You don't really notice it all at once, only in brief moments and stages. You look down and realize your socks actually match your shoes or you single-handedly planned a vacation. You help your mom set up her first Gmail account, and suddenly organizing your finances and calling your grandmother no longer feels tasking but rewarding.
Sitting here on the train from New Haven to New York City, I feel the good sense of becoming older and having a much better sense of who and where I am in my twenties.
These bits manifest themselves in the often mundane artifacts that mark adulthood: apartments, jobs, health insurance, relationships, reunions. We all use these markers to quantify and qualify a sense of where we are and how we got there.
Being 24 is nice. I'm still lost, but now in a calculated way. I have a better idea of what makes me laugh, what makes me cry, and what worries me. That visceral gut-wrenching reaction to right and wrong hits me much harder than it did when I was 21. I've had enough distance from college where I can appropriately respond rather than react to life's daily throws. I hate to say it, but I'm an adult. And I enjoy responsibility.

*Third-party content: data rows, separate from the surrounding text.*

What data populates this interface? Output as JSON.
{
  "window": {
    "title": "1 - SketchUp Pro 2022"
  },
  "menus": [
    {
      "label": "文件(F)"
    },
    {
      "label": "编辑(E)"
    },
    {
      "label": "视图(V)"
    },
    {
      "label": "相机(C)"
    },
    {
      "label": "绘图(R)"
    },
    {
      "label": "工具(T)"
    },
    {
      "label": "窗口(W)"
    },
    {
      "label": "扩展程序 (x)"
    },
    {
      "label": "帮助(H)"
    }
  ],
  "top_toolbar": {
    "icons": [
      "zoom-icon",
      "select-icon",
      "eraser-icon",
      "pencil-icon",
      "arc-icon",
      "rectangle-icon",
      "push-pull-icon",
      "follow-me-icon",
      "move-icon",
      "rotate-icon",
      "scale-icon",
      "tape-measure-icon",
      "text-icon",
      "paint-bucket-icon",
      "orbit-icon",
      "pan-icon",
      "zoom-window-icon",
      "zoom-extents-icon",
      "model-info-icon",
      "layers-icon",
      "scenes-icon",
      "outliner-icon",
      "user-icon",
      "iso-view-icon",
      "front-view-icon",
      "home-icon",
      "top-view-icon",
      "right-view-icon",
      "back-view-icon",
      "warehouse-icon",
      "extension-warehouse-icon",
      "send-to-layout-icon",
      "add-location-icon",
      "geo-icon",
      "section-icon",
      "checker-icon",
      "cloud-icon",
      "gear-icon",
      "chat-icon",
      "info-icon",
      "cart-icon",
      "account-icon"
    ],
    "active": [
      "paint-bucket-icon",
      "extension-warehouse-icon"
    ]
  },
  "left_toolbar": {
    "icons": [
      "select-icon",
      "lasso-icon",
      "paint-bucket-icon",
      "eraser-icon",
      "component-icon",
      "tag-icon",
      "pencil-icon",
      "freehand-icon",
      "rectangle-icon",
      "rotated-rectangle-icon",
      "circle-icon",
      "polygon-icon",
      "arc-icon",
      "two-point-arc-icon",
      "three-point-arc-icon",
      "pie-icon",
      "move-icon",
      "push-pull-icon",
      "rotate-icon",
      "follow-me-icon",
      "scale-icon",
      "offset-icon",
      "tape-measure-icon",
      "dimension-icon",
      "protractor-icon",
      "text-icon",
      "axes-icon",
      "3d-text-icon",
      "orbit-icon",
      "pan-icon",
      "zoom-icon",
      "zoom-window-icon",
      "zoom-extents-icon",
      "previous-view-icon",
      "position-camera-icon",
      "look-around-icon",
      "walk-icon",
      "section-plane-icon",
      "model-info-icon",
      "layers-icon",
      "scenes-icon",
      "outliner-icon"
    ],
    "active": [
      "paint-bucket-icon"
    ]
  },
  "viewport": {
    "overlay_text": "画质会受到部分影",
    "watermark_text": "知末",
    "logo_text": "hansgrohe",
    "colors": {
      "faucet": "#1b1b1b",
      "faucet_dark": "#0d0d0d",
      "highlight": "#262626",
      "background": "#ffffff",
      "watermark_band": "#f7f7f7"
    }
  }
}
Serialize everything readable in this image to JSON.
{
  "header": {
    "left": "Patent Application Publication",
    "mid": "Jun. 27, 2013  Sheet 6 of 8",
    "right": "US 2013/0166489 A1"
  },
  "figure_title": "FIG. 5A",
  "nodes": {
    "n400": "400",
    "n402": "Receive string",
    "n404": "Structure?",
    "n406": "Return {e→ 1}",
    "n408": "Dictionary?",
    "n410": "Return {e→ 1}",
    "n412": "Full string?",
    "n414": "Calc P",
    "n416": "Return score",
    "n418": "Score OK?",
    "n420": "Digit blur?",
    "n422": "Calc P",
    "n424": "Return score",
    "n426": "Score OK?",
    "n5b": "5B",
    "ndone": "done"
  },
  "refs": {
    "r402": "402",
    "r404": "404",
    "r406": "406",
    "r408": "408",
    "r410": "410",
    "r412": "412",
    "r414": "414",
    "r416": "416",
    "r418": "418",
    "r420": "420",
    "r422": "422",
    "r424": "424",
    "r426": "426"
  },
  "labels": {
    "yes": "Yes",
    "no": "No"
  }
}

My philosophy on life has changed quite a bit since I graduated from college in 2010. I realize the road map to happiness begins not with the checklist towards adulthood but the complex and confusing path itself. I often hear about young people "trudging" along in their twenties -- the slowness, weariness, and unhappiness of flinging themselves into the world. But I challenge those of us in our twenties to put on a pair of rose colored glasses to see that, "we are living every moment we are living" as playwright Daniel Kitson so beautifully articulated in his one-man show, It's Always Right Now, Unless It's Later.
Kitson ends his play with a scene in which one of the main characters is given a coat by her mother the day before her mother unexpectedly passes away. This scene reminds me of the last time I ever saw my late uncle Toby.
The week before he died I had the chance to get up to the hospital and hangout with Toby as he was beginning to receive treatment surrounding his cancer prognosis. That cold winter day, we didn't talk about anything extraordinary. He didn't try and relay secrets of life to me in any subtle or momentous fashion. We talked about the things we both loved -- my god-sister, hockey, movies. We just lived. The last thing I said to him was that I loved him. And then I gave him a high-five and said I would see him in a few days.
Toby went into a coma three days after my visit and passed away a week thereafter. I still have his last text in my phone, "ok. no need for you to visit. im going to try to nap this afternoon." Toby knew of his delicate fight with death. But he did not let that fear change the scope of the things he truly cherished -- his family and traveling. He lived the greatest number of seconds he was given. He showed me that every moment we have is truly marvelous, even the small, seemingly unoriginal, fruitless ones. With that, here is my twenty-something recipe for stirring the happiness cognition:
1) Say Thank You: Take the time to write down daily or weekly affirmations. Thank your parents, friends, and coworkers for the love and support they give you. If you sincerely appreciate the things you have, you will continue to grow and nourish those things. As Dr. Seuss once famously wrote: "Be yourself, because the people that mind don't matter and the people that matter don't mind!"
2) Keep The Good Ones Around: I had a surprise message sitting in my inbox last week from my childhood best friend, Rebecca. Rebecca and I grew up together in L.A. and lost touch right around high school. Rebecca found me 10 years later and it was as if we had seen each other yesterday. We shared with complete genuine honesty where our lives had taken us, and I noted that nothing good truly gets away. I've encountered some bad eggs in my life but now I'm learning to surround myself with the good ones -- the loyal ones, the honest ones, the caring ones -- and making sure to reciprocate their efforts with my own.
3) Nurture Habits That Foster Growth: This has been tough, and requires sincere discipline, but I believe it is the most rewarding -- the sugar of the post-college recipe. I now see I am truly happy when I am fully committed to something I am passionate about or when I am surrounded by people I trust and love. It sounds easy, but it is hard to be honest, have integrity, be a good friend, to be thoughtful, and to say no and yes when appropriate.
Perhaps this is what it means to be grown-up.